Tokyo, Japan (AFP)
Japan is expected to announce its biggest defense overhaul in decades this week, increasing spending, revamping its military command and acquiring new missiles to deal with the Chinese threat.
The policy, set to be outlined in three defense and security documents as early as Friday, will reshape the defense landscape in a country whose post-war constitution the military does not even officially recognize.
“The fundamental strengthening of our defense capabilities is the most pressing challenge in this difficult security environment,” Prime Minister Fumio Kishida said over the weekend.
“We will urgently expand our defense capabilities over the next five years.”
The postponement comes as a result of Tokyo’s concerns about China’s growing military strength and regional posture, as well as threats ranging from North Korean missile launches to Russia’s invasion of Ukraine.
Key to the new guidelines is a pledge to increase spending to 2 percent of GDP by 2027 to bring Japan into line with NATO members.
This represents a significant increase over historical spending of around one percent and has sparked criticism of the funding.
The money will fund projects including acquiring what Japan calls “counterstrike capability” — the ability to hit launch sites that threaten the country, even pre-emptively.
Japan has previously balked at acquiring this capability when it came to disputes over whether it could violate the constitution’s limit of self-defense.
In a nod to the controversy, the policy documents will reportedly insist that Japan remains committed to a “self-defence-oriented security policy” and “will not become a military power.”
Some of that capacity will come from up to 500 US-made Tomahawk cruise missiles.
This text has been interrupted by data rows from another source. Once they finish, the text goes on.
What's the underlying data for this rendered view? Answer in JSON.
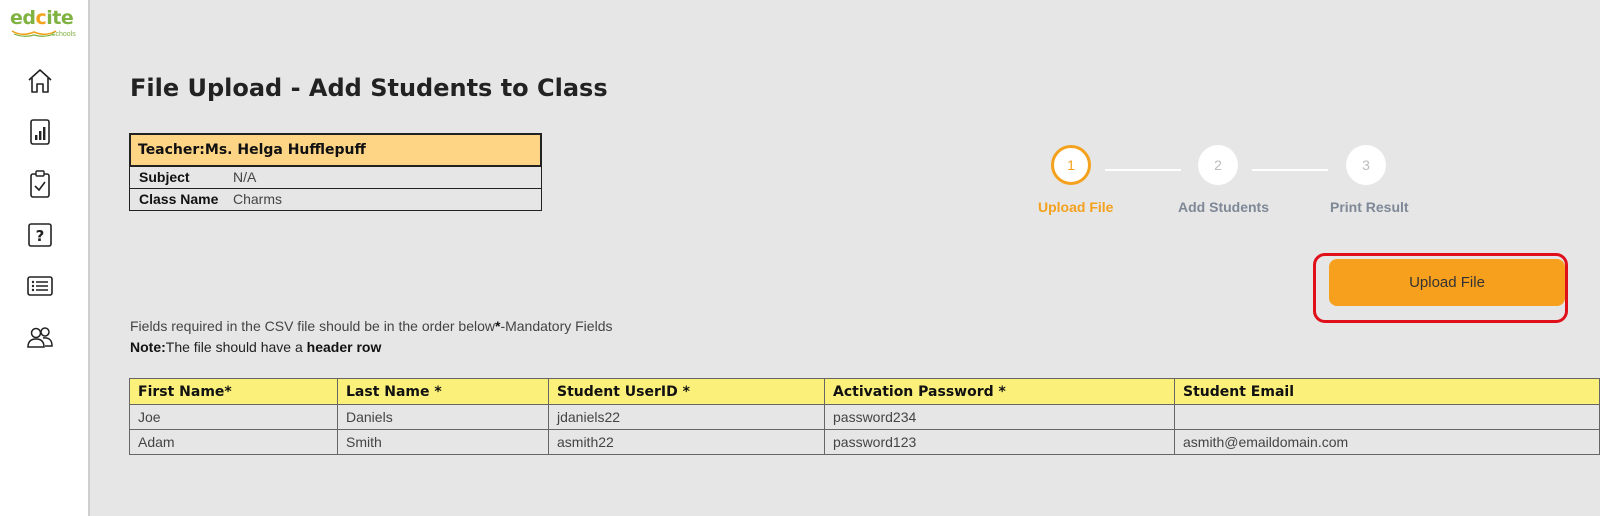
{
  "brand": {
    "name_part1": "ed",
    "name_part2": "c",
    "name_part3": "ite",
    "tagline": "schools"
  },
  "sidebar": {
    "items": [
      {
        "icon": "home-icon"
      },
      {
        "icon": "reports-icon"
      },
      {
        "icon": "clipboard-check-icon"
      },
      {
        "icon": "question-icon"
      },
      {
        "icon": "list-icon"
      },
      {
        "icon": "users-icon"
      }
    ]
  },
  "page": {
    "title": "File Upload - Add Students to Class"
  },
  "class_info": {
    "teacher_label": "Teacher:",
    "teacher_name": "Ms. Helga Hufflepuff",
    "subject_label": "Subject",
    "subject_value": "N/A",
    "class_label": "Class Name",
    "class_value": "Charms"
  },
  "stepper": {
    "steps": [
      {
        "number": "1",
        "label": "Upload File",
        "active": true
      },
      {
        "number": "2",
        "label": "Add Students",
        "active": false
      },
      {
        "number": "3",
        "label": "Print Result",
        "active": false
      }
    ]
  },
  "upload_button": {
    "label": "Upload File"
  },
  "notes": {
    "line1_text": "Fields required in the CSV file should be in the order below",
    "line1_star": "*",
    "line1_suffix": "-Mandatory Fields",
    "line2_label": "Note:",
    "line2_text": "The file should have a ",
    "line2_bold": "header row"
  },
  "csv_table": {
    "headers": [
      "First Name*",
      "Last Name *",
      "Student UserID *",
      "Activation Password *",
      "Student Email"
    ],
    "rows": [
      [
        "Joe",
        "Daniels",
        "jdaniels22",
        "password234",
        ""
      ],
      [
        "Adam",
        "Smith",
        "asmith22",
        "password123",
        "asmith@emaildomain.com"
      ]
    ]
  },
  "colors": {
    "accent": "#f7a01e",
    "highlight_border": "#e0101b",
    "teacher_header_bg": "#fdd585",
    "table_header_bg": "#faf07a",
    "page_bg": "#e6e6e6"
  }
}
Japan is reportedly considering the purchase as a back-up while it develops long-range missiles domestically.
– “Greatest strategic challenge” –
Japan has also announced plans to develop a next-generation fighter jet with Italy and Britain, and is reportedly planning to build new ammunition depots and launch satellites to guide potential counter-strike.
The changes will also affect military organization, with the Nikkei newspaper reporting that all three branches of the Self-Defense Forces will be brought under a single command within five years.
The SDF presence in Japan’s southernmost islands is being bolstered – including a tripling of units with ballistic missile intercept capabilities, according to local media.
The documents, including the key national security strategy, are expected to point to China for policy change.
Japan’s ruling party reportedly wanted to label Beijing a “threat” but, under pressure from its coalition partner, will settle for calling China a “serious concern” and Japan’s “biggest strategic challenge.”
This still marks a sea change from 2013, the document’s first iteration and last update, when Japan said it was seeking a “mutually beneficial strategic partnership,” a phrase that is now expected to disappear.
Concerns about China have deepened since Beijing’s major military drills around Taiwan in August, during which missiles slammed into Japanese economic waters.
China on Wednesday said it was “strongly” opposed to the proposed documents.
They “deviate from Japan’s commitment to bilateral relations and the China-Japan consensus, and contain baseless slanders against China,” said Wang Wenbin, spokesman for China’s foreign ministry.
Japan is also expected to call Russia a challenge compared to a 2013 promise to seek cooperation and “strengthen” ties.
Japan has joined Western allies in imposing sanctions on Moscow over Ukraine, sending already chilly relations into a deep freeze.
The radical defense overhaul is likely to anger Beijing, which has regularly cited Japan’s bellicose belligerence in criticizing Tokyo.
It may also be making waves domestically, although polls show growing support for a stronger defense strategy.
“For Japan’s defense policymakers, these developments do not represent a militaristic resurgence but the latest step in a slow, gradual normalization of defense and national security,” said James Brady, vice president of consulting firm Teneo.
© Agence France-Presse